### Data provided

──────

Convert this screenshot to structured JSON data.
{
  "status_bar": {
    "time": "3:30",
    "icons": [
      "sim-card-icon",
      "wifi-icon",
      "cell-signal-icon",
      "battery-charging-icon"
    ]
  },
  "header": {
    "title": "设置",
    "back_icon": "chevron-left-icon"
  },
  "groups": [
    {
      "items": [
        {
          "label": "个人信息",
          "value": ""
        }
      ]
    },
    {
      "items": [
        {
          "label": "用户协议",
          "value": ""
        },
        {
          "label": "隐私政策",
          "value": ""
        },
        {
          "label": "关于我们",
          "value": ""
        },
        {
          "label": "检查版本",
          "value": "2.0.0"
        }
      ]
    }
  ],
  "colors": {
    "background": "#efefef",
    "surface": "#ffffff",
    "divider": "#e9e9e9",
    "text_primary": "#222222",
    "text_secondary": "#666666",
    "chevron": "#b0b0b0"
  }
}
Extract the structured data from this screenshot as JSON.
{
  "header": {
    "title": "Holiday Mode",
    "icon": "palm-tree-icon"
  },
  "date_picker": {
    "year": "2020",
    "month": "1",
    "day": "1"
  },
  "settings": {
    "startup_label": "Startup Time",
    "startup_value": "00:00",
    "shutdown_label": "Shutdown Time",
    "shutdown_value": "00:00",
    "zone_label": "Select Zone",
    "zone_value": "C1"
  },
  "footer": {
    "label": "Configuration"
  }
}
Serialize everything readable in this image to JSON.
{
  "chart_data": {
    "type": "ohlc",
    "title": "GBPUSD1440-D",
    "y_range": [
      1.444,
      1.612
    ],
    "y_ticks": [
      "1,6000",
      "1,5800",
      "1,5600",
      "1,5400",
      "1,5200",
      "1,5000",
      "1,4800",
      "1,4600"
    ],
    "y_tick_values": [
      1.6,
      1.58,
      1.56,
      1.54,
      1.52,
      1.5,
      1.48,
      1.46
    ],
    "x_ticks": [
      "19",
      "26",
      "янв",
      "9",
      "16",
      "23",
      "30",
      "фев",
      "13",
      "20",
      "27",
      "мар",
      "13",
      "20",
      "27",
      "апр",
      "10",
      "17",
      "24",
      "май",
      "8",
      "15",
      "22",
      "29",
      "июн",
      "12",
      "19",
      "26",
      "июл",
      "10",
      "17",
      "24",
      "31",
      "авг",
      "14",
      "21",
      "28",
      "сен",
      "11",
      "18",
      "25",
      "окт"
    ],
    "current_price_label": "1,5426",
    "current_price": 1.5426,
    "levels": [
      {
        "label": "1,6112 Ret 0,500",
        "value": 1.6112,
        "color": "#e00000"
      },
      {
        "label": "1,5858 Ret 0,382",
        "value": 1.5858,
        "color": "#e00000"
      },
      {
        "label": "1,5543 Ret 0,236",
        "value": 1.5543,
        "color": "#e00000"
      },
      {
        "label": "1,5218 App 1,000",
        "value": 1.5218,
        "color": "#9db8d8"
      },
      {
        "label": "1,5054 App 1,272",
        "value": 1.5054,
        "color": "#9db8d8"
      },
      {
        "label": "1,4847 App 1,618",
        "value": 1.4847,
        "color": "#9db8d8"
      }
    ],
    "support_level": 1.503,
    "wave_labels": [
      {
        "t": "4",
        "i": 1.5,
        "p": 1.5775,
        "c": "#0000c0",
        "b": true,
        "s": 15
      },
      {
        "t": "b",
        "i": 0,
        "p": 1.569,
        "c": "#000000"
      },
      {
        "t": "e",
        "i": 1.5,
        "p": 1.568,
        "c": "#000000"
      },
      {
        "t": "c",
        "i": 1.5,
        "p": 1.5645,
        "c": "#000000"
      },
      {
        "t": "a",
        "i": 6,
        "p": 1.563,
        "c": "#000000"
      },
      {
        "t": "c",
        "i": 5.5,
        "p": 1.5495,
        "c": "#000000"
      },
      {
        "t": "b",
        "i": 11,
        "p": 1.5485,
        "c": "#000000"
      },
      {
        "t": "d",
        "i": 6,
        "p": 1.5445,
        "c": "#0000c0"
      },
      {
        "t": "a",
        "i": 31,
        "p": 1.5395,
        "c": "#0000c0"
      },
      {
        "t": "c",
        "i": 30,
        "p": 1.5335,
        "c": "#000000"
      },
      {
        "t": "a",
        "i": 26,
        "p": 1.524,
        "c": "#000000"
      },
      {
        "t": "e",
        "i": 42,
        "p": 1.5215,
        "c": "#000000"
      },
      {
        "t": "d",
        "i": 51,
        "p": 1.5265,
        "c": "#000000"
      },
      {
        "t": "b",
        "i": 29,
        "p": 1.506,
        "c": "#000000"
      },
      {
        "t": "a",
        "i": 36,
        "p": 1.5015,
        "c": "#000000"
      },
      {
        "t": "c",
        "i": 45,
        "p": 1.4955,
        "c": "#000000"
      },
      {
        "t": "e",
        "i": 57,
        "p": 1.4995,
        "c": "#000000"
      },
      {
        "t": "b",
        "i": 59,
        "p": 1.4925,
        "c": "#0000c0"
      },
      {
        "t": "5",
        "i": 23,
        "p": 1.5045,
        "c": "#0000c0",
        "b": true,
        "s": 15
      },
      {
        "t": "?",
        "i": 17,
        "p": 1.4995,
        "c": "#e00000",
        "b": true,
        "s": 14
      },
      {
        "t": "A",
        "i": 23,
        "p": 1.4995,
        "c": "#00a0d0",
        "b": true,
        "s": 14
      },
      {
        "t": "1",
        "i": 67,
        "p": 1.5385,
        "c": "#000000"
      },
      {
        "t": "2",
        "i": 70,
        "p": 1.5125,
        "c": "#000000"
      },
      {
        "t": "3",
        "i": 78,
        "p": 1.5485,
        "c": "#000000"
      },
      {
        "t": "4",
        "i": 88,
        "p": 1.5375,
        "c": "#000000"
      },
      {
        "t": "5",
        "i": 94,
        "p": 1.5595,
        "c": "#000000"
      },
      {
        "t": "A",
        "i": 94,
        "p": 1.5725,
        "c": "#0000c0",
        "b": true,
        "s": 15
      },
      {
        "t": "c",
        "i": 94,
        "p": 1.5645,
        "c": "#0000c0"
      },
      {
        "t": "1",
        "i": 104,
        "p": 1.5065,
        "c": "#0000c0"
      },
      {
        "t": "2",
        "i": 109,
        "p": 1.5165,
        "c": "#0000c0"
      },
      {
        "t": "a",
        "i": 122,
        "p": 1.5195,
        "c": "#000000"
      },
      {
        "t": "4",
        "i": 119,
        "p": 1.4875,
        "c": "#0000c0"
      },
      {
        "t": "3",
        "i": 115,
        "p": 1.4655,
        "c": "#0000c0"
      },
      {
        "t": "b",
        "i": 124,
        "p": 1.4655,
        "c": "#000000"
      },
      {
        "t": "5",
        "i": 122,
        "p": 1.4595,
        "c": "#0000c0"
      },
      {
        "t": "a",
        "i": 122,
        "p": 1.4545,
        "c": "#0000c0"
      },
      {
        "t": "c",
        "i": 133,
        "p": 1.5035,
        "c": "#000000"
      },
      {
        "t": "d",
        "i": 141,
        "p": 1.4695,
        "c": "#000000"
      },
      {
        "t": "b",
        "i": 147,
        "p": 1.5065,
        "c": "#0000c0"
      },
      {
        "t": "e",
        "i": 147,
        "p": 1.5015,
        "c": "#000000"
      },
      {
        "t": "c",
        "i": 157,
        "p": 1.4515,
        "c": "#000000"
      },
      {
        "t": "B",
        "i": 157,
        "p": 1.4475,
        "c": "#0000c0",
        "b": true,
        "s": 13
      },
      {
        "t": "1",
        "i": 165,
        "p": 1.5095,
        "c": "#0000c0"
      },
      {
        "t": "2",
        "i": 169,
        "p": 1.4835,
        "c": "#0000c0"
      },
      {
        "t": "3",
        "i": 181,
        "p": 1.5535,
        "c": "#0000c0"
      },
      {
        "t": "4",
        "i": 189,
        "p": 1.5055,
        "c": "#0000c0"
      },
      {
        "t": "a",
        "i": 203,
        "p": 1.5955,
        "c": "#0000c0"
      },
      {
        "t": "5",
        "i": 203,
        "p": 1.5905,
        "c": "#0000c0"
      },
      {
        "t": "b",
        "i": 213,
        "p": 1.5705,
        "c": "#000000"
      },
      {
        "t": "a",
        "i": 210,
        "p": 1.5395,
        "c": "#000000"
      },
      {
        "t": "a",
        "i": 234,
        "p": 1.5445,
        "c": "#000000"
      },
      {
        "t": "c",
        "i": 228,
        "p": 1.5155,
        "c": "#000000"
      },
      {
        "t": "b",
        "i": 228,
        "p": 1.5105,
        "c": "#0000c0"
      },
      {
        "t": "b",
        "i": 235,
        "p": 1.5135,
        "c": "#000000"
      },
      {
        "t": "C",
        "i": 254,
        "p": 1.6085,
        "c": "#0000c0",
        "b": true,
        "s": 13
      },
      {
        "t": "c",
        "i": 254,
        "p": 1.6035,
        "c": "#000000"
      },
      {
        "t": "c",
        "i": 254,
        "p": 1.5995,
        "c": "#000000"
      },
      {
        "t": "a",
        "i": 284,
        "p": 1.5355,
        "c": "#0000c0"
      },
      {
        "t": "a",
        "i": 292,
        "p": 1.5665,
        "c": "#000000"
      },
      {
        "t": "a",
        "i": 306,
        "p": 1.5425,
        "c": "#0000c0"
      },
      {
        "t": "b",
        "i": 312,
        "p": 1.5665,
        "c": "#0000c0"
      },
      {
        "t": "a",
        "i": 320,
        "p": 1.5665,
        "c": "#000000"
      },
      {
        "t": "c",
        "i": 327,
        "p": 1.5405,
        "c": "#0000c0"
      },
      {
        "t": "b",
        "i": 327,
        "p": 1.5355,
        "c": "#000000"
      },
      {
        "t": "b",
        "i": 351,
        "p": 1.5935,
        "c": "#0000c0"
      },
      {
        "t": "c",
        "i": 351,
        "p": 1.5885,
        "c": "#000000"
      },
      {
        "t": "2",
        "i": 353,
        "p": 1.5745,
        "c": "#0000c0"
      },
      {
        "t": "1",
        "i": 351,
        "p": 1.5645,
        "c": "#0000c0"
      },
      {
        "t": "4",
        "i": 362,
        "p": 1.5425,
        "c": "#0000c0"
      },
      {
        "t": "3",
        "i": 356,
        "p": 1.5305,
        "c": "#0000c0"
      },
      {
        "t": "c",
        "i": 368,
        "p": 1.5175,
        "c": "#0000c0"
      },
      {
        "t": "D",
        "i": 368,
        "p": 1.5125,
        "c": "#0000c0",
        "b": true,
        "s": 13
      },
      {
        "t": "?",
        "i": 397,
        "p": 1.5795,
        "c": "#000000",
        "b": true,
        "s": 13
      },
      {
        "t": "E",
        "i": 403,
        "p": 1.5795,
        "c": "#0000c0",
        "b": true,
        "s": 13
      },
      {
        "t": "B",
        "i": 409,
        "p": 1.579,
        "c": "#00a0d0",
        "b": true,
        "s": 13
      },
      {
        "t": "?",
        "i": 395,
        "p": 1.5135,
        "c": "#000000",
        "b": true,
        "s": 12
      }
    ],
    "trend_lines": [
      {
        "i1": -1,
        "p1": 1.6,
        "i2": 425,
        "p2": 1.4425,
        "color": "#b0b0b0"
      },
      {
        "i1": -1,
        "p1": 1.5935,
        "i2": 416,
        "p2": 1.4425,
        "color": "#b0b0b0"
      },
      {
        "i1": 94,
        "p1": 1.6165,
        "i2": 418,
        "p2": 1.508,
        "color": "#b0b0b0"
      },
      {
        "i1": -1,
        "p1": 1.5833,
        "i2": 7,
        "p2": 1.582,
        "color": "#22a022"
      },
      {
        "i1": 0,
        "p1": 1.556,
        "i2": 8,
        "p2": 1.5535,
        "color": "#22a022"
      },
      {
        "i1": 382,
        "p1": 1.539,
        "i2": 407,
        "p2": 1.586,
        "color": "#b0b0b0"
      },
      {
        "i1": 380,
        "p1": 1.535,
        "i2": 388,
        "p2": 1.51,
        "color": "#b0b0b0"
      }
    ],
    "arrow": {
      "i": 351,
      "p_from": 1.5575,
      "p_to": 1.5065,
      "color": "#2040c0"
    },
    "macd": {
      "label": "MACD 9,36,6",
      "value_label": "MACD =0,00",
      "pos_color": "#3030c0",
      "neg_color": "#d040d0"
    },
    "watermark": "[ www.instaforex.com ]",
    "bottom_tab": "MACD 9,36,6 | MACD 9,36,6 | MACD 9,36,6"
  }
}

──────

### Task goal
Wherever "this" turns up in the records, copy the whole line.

### Response box
Convert this screenshot to structured JSON data.
Extract the structured data from this screenshot as JSON.
Serialize everything readable in this image to JSON.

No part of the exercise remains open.